Concerning data on regrowth involving
pups it is important to understand that there is not necessarily a
direct 1:1 correspondence between sequential figures for individual
pups within a single plant.
It was not uncommon for some or all pups to be partly or
entirely covered so some photos illustrate the pre-uncovery state.
Images of the tags can be viewed via
the links for the
tag numbers in the first column.
Images of regrowth for the actual
were harvested in our study can be viewed using the links in the column
headed "Regrowth as number of pups".
Images of the regrowth plants that
were reharvested in the second and third phases of this study can be
the links in the comments column.
On 8 March 2010 the second phase of
this study began
with the two year old regrowth of half the original harvested plants
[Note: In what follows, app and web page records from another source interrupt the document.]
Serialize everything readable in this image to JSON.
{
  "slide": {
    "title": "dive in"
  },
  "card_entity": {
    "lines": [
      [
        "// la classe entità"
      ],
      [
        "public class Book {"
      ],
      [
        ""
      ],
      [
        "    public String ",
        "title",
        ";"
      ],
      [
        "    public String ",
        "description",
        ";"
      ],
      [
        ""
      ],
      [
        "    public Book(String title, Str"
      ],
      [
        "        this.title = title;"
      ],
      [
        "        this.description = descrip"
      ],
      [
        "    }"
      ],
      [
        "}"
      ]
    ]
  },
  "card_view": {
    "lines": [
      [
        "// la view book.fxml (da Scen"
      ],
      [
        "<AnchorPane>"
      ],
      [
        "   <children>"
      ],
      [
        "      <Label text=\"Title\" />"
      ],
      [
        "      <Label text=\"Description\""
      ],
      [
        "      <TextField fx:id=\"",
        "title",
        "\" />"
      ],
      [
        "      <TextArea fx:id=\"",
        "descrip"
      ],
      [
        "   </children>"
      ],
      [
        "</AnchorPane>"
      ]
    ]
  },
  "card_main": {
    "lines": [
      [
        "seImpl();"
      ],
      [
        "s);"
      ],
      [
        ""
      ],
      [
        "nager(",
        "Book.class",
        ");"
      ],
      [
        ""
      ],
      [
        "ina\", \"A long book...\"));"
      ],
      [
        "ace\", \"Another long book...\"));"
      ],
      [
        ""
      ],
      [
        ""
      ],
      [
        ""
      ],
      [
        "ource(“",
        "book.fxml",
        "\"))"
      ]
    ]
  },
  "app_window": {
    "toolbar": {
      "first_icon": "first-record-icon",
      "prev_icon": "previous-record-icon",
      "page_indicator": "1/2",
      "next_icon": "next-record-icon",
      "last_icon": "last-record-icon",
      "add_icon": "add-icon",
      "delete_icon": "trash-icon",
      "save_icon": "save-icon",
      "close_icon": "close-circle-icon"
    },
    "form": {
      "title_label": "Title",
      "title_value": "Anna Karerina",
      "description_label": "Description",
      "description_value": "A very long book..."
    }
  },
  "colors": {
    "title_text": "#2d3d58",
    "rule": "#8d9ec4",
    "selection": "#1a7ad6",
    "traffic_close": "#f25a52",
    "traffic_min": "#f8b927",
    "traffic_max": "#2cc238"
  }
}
being reharvested. Those twenty plants were rooted for replanting and
the mother plants are now part of a subgroup in the study.
On 13 March 2012 the third phase of
this study began
with the two-year old regrowth of half the reharvested plants being
reharvested yet again (the third harvest of those plants in four
years). The harvested buttons from those twenty plants were dried and
saved for a study to determine the mescaline content of small regrowth
buttons compared to crown tissue from eight-ribbed mature plants from
the same population, and the mother plants are now part of a subgroup
in the study. Both the thrice harvested plants and the
once harvested plants had four dead or missing plants.
The plants being surveyed are part of a
population occurring on private land in South Texas. The area of the
survey site itself is defined with a transect of 17-gauge electric
fence wire secured with steel stakes — the locations of which are
recorded with a high resolution GPS. The transect zigzags through the
study site with all plants in the study being located within
approximately one-half meter of the wire. The area of the study site
has not yet been accurately measured but we estimate it to be around
half a hectare.
7 March 2009 update:
Interestingly we found the same number of
harvested study plants (with their tags) but as can be seen in the
table above these were not entirely the same plants & tags as had
been located on 23 November 2008.
On this visit we used a Trimble
high-resolution GPS instrument to record the location of all tags
and/or plants located.
Complete or partial burial of plants and their
tags was sometimes encountered. To aid in future visits we added a
rebar stake near each tagged plant.
6 March 2010 update:
A number of our tags and plants were completely
buried and hence provided missing data in 2009. In 2010, thanks
to the use of a high powered metal detector, we located our
tags, stakes and plants except in the instances where the plants and
their tag were totally
missing from the study site.
13 March 2012 update:
In 2012, thanks
again to the use of a high powered metal detector, we located all of
tags, stakes and plants except as mentioned above. We did not get
photos of control #161 or its
tag again this year.
10 March 2014 update:
In 2014, we
had the interesting challenge of photographing and measuring plants
amidst rain. We did not locate #111's
tag or rebar this year.
View of the beginning of our transect line
former locations of plants #101 & #102.
If you would like to help
studies of this type, designed to answer basic questions that are
critical to the optimal stewardship/management of vulnerable cactus
species, please send a contribution,
of $25 USD or whatever amount you can afford, to the Cactus
Conservation Institute, 909 E. Sul Ross Ave., Alpine, TX 79830.
We also now accept donations via PayPal.